[Work instruction]
Each record that follows must be given again without alteration.
###
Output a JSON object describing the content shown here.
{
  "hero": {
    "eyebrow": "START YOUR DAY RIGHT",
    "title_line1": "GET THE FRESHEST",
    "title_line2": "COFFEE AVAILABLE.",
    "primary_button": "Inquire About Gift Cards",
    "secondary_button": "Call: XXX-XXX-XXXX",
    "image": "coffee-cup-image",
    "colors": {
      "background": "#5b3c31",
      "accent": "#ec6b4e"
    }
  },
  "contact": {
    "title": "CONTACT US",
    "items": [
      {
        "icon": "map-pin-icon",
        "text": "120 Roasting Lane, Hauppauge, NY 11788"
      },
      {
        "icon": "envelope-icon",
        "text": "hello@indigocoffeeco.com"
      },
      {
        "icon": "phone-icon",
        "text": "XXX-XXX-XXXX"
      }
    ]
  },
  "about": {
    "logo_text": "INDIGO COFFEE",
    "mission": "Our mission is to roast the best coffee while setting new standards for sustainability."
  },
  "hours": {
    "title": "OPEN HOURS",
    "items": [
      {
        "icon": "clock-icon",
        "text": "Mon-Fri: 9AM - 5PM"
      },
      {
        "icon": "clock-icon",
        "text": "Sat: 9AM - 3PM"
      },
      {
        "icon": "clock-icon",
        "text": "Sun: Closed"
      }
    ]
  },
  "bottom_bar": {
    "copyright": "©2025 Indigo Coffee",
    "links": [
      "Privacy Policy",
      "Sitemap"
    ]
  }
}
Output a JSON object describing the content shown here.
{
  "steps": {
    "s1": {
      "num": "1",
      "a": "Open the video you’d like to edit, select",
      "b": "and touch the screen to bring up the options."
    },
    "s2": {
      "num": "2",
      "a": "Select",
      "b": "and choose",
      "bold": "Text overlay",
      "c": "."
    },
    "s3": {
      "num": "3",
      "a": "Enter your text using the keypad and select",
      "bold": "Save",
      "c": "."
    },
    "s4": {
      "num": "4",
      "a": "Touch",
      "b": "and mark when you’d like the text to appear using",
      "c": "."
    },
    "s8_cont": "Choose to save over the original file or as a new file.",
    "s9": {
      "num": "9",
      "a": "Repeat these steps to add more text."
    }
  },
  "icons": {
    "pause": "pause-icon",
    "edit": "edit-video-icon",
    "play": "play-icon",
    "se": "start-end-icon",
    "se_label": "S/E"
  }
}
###
[Expected output]
Output a JSON object describing the content shown here.
{
  "hero": {
    "eyebrow": "START YOUR DAY RIGHT",
    "title_line1": "GET THE FRESHEST",
    "title_line2": "COFFEE AVAILABLE.",
    "primary_button": "Inquire About Gift Cards",
    "secondary_button": "Call: XXX-XXX-XXXX",
    "image": "coffee-cup-image",
    "colors": {
      "background": "#5b3c31",
      "accent": "#ec6b4e"
    }
  },
  "contact": {
    "title": "CONTACT US",
    "items": [
      {
        "icon": "map-pin-icon",
        "text": "120 Roasting Lane, Hauppauge, NY 11788"
      },
      {
        "icon": "envelope-icon",
        "text": "hello@indigocoffeeco.com"
      },
      {
        "icon": "phone-icon",
        "text": "XXX-XXX-XXXX"
      }
    ]
  },
  "about": {
    "logo_text": "INDIGO COFFEE",
    "mission": "Our mission is to roast the best coffee while setting new standards for sustainability."
  },
  "hours": {
    "title": "OPEN HOURS",
    "items": [
      {
        "icon": "clock-icon",
        "text": "Mon-Fri: 9AM - 5PM"
      },
      {
        "icon": "clock-icon",
        "text": "Sat: 9AM - 3PM"
      },
      {
        "icon": "clock-icon",
        "text": "Sun: Closed"
      }
    ]
  },
  "bottom_bar": {
    "copyright": "©2025 Indigo Coffee",
    "links": [
      "Privacy Policy",
      "Sitemap"
    ]
  }
}
Output a JSON object describing the content shown here.
{
  "steps": {
    "s1": {
      "num": "1",
      "a": "Open the video you’d like to edit, select",
      "b": "and touch the screen to bring up the options."
    },
    "s2": {
      "num": "2",
      "a": "Select",
      "b": "and choose",
      "bold": "Text overlay",
      "c": "."
    },
    "s3": {
      "num": "3",
      "a": "Enter your text using the keypad and select",
      "bold": "Save",
      "c": "."
    },
    "s4": {
      "num": "4",
      "a": "Touch",
      "b": "and mark when you’d like the text to appear using",
      "c": "."
    },
    "s8_cont": "Choose to save over the original file or as a new file.",
    "s9": {
      "num": "9",
      "a": "Repeat these steps to add more text."
    }
  },
  "icons": {
    "pause": "pause-icon",
    "edit": "edit-video-icon",
    "play": "play-icon",
    "se": "start-end-icon",
    "se_label": "S/E"
  }
}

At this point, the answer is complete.